Among the entries below, determine how many lines contain the word "documents" and state only that figure.

Data to use START

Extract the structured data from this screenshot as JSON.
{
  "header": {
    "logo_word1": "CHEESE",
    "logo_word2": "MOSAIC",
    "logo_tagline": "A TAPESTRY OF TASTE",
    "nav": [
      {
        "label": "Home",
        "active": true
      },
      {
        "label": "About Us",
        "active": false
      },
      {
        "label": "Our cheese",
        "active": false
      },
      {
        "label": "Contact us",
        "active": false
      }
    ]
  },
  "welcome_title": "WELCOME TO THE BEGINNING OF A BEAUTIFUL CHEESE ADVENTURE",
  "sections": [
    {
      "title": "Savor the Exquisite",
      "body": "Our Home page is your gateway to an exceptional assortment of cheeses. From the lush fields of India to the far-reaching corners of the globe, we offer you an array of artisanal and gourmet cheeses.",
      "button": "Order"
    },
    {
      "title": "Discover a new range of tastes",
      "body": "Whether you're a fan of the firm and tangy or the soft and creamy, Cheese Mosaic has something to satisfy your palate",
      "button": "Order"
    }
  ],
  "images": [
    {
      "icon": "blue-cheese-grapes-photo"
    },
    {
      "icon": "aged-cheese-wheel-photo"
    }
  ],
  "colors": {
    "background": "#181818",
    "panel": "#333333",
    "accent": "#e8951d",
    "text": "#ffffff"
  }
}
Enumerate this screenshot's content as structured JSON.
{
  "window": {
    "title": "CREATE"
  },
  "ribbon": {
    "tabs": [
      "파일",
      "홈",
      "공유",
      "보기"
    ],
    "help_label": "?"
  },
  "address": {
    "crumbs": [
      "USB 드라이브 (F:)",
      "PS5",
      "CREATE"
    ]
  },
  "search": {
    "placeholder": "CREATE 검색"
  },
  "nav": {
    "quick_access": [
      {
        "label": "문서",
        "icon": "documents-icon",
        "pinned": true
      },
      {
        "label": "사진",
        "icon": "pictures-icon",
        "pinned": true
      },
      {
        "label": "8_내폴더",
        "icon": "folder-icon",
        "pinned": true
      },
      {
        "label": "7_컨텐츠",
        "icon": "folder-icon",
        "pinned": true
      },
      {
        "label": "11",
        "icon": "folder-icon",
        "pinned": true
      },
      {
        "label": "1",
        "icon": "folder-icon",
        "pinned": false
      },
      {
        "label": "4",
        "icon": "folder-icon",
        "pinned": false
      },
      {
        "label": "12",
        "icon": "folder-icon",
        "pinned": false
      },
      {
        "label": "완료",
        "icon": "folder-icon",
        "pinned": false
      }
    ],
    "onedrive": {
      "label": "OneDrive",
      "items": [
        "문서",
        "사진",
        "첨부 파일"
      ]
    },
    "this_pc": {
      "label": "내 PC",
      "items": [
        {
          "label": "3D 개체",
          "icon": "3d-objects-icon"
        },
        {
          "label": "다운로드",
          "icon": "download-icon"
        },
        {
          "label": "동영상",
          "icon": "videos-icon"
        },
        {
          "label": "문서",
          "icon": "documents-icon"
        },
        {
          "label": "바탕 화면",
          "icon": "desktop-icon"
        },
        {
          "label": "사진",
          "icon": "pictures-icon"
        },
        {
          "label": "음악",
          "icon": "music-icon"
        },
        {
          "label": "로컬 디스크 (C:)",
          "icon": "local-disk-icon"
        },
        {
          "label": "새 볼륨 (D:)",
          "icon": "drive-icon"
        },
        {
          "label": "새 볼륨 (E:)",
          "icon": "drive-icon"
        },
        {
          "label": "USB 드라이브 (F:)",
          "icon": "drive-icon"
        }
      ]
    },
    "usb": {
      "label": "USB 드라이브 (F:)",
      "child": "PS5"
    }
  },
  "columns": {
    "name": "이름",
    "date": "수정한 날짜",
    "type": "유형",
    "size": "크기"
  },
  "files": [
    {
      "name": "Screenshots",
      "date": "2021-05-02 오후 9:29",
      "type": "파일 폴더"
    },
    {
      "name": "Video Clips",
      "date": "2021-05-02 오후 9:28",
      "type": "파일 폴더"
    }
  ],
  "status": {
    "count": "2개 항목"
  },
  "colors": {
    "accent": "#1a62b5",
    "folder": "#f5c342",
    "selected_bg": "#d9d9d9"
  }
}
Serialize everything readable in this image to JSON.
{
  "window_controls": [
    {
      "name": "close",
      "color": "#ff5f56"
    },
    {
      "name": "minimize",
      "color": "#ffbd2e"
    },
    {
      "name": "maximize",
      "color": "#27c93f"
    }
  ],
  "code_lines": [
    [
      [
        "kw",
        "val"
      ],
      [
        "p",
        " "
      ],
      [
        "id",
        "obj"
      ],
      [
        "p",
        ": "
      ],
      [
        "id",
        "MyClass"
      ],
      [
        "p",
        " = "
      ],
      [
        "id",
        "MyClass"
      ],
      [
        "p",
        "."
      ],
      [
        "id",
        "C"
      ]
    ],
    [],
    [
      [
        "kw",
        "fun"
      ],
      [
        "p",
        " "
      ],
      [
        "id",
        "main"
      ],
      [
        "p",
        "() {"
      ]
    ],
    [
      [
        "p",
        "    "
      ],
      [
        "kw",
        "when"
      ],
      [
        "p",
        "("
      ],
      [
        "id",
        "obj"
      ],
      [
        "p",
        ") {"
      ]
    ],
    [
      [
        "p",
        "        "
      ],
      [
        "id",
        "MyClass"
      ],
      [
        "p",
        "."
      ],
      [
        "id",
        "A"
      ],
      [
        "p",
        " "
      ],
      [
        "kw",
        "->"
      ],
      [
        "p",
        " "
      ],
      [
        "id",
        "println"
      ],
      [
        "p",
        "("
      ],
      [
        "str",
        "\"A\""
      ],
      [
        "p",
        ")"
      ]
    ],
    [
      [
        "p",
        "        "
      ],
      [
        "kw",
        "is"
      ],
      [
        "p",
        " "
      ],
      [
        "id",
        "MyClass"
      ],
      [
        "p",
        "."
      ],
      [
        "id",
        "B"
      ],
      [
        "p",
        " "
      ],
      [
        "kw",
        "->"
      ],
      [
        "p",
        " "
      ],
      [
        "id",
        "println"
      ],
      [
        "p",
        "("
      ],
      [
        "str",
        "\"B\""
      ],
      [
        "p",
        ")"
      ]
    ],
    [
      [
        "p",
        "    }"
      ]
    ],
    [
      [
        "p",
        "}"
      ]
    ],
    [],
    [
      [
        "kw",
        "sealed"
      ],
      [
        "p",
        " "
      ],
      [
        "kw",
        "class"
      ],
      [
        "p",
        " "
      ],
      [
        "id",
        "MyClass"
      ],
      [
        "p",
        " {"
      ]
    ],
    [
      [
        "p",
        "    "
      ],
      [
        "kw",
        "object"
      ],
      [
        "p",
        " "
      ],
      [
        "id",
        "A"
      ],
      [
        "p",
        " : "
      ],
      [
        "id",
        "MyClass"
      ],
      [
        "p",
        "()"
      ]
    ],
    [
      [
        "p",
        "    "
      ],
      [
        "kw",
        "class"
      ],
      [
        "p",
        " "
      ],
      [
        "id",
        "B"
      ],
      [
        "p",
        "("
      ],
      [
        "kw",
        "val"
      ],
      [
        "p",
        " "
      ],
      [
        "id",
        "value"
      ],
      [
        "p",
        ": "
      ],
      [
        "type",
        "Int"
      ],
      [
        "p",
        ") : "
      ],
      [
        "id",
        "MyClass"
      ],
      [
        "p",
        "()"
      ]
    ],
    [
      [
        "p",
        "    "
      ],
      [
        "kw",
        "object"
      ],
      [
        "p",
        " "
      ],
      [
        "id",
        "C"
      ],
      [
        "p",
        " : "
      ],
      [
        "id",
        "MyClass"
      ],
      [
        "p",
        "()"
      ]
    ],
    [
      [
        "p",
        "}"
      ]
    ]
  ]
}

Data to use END

Answer area |
2